In the instant case there is not even a suggestion of any additional circumstance which would render DeLoy's statements inadmissible. No clandestine activity, surreptitiousness, or other "dirty pool" was engaged in by the government agents. The defendant himself who was not then in police custody solicited and encouraged the April and May interviews. Moreover, in addition to these meetings DeLoy also initiated interviews with other agents in New York, Boston and Miami. The defendant's own estimate was that he visited the FBI office in Jamestown, New York, no less than twenty or thirty times. Moreover, the record indicates that DeLoy repeatedly telephoned the Miami office of the FBI and was outraged over the fact that his calls were not always answered. Despite the defendant's obvious desire to speak to the government agents, these agents repeatedly gave him complete Miranda warnings and encouraged him to contact his lawyer. The defendant never alleged that he did not freely, voluntarily, and on his own motion appear at the Miami office of the FBI and intentionally make the statements now in question. Defendant's own attorney stated in open court that DeLoy voluntarily went to the Miami office and voluntarily made the statements to the FBI in April and May.
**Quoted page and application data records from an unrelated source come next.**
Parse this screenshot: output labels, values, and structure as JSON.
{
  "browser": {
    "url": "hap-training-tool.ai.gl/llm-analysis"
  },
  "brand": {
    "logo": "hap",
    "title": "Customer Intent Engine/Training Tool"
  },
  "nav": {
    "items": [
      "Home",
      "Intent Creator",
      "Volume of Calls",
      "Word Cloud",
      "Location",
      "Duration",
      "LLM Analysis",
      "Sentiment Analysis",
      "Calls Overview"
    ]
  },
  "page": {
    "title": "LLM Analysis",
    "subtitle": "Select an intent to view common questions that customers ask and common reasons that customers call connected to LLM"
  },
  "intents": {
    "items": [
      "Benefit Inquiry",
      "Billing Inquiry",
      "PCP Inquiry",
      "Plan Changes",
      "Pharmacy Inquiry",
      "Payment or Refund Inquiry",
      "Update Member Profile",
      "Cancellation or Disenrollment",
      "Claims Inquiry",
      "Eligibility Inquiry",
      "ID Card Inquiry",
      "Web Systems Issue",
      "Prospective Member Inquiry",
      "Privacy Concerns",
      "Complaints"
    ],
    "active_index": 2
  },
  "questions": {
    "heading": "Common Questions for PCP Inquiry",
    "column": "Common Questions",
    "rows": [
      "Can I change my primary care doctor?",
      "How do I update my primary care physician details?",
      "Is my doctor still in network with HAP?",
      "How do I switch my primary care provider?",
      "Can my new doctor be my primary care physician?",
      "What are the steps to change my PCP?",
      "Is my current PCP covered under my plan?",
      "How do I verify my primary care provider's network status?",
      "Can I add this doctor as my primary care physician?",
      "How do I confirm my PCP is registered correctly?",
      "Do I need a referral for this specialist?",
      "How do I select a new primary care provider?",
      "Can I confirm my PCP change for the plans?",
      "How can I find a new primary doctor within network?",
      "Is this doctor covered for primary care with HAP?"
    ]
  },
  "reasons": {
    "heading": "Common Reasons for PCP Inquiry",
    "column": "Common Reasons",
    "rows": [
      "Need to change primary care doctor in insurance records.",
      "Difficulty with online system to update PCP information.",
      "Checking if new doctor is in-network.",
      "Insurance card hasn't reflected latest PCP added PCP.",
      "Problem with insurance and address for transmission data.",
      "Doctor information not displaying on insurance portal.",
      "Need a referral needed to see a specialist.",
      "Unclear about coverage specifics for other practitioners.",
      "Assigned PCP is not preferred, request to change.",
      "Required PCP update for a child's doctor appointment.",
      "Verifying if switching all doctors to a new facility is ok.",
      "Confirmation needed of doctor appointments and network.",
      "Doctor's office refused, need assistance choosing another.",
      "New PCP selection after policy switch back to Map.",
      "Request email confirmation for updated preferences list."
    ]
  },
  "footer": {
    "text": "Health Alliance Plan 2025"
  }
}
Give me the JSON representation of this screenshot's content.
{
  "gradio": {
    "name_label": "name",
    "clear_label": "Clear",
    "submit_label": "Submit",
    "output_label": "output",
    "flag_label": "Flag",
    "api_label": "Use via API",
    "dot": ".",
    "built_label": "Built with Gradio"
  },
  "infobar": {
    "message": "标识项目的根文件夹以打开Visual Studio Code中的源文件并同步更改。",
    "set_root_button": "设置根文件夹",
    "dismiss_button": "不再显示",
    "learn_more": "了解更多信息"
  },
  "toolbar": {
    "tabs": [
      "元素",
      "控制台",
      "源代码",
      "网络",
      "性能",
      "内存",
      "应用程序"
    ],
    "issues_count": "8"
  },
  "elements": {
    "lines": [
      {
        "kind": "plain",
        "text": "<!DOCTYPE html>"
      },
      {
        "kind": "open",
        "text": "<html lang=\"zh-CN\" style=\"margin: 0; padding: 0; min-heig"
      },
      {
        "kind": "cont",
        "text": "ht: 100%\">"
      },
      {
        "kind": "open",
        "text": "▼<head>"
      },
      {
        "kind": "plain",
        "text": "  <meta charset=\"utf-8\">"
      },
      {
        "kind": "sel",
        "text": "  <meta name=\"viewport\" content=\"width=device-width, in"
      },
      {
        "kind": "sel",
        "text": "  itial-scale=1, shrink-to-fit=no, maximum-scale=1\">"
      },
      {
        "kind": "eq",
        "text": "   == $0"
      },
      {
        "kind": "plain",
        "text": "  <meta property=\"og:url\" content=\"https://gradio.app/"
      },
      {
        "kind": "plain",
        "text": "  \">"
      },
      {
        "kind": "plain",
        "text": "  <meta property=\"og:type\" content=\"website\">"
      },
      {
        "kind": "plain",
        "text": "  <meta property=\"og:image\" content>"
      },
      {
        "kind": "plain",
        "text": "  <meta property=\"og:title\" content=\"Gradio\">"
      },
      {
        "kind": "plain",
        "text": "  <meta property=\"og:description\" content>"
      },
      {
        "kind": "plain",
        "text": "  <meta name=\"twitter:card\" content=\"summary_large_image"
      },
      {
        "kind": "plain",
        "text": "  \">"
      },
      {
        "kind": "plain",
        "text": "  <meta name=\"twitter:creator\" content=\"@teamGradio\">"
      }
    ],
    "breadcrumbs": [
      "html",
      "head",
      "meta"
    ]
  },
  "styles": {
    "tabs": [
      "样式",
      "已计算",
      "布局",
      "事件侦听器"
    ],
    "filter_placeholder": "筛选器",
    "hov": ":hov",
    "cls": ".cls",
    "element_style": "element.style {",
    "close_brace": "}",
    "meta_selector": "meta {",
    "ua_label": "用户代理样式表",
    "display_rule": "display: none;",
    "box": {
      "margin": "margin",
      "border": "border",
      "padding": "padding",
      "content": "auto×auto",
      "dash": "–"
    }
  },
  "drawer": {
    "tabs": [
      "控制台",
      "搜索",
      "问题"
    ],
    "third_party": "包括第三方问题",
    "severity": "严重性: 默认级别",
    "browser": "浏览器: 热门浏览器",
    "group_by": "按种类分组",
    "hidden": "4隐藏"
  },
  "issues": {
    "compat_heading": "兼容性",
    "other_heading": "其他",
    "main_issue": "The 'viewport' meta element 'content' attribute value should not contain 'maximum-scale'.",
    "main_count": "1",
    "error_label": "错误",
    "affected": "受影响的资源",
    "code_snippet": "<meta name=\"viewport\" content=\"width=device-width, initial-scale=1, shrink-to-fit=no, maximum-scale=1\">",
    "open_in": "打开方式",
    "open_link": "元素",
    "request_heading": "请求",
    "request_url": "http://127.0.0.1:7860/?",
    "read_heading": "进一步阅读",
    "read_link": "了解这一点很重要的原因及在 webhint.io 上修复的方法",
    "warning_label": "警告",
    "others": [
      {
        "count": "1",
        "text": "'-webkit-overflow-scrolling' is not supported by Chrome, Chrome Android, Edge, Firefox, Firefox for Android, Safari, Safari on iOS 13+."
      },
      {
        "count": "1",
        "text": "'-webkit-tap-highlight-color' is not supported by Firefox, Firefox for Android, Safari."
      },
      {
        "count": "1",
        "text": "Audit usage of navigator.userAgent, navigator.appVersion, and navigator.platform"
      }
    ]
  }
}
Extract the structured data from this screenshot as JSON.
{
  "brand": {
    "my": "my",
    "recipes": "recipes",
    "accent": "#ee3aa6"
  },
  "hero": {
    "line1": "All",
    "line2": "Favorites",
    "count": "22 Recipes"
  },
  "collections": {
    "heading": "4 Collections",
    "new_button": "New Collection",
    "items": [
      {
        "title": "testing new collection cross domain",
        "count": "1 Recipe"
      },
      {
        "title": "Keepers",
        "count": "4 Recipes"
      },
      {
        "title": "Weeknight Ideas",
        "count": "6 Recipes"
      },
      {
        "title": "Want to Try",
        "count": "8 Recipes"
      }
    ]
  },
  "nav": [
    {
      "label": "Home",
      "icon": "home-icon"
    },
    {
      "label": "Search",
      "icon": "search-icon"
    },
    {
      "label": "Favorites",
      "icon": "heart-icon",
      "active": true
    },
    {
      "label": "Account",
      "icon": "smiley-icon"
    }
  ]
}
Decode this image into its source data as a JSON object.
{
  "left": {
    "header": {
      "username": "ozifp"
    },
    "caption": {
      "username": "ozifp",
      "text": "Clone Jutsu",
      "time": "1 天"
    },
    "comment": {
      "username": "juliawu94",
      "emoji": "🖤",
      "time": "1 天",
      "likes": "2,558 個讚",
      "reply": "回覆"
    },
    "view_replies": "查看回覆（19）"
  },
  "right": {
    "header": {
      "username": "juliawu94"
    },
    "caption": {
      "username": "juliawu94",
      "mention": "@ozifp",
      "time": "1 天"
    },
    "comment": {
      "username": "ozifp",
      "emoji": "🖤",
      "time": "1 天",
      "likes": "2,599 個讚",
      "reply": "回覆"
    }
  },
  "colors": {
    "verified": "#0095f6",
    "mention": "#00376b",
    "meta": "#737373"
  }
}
In these circumstances we hold that DeLoy's statements to Agent MacNamara were admissible in evidence. He was not coerced, cajoled, or tricked into an involuntary statement. The government did not elicit, solicit, or even suggest a statement and did not otherwise treat the defendant unfairly. He was allowed to speak only after a full and adequate Miranda warning on each occasion. We do not comprehend Massiah as a sweeping mandate tainting all post-indictment statements made by a defendant without the presence of his counsel. Police officers are not made constitutionally deaf to the uncoerced, insistent, and untricked statement of a properly warned defendant. Whatever the precise boundaries of the Massiah rule, here not even the threshold was reached.
The judgment of the court below is affirmed.
Pursuant to Rule 18 of the Rules of this Court, we have concluded on the merits that this case is of such character as not to justify oral argument and have directed the Clerk to place the case on the Summary Calendar and to notify the parties in writing. See Murphy v. Houma Well Service, 5 Cir. 1969, 409 F.2d 804, Part I; and Huth v. Southern Pacific Company, 5 Cir. 1969, 417 F.2d 526, Part I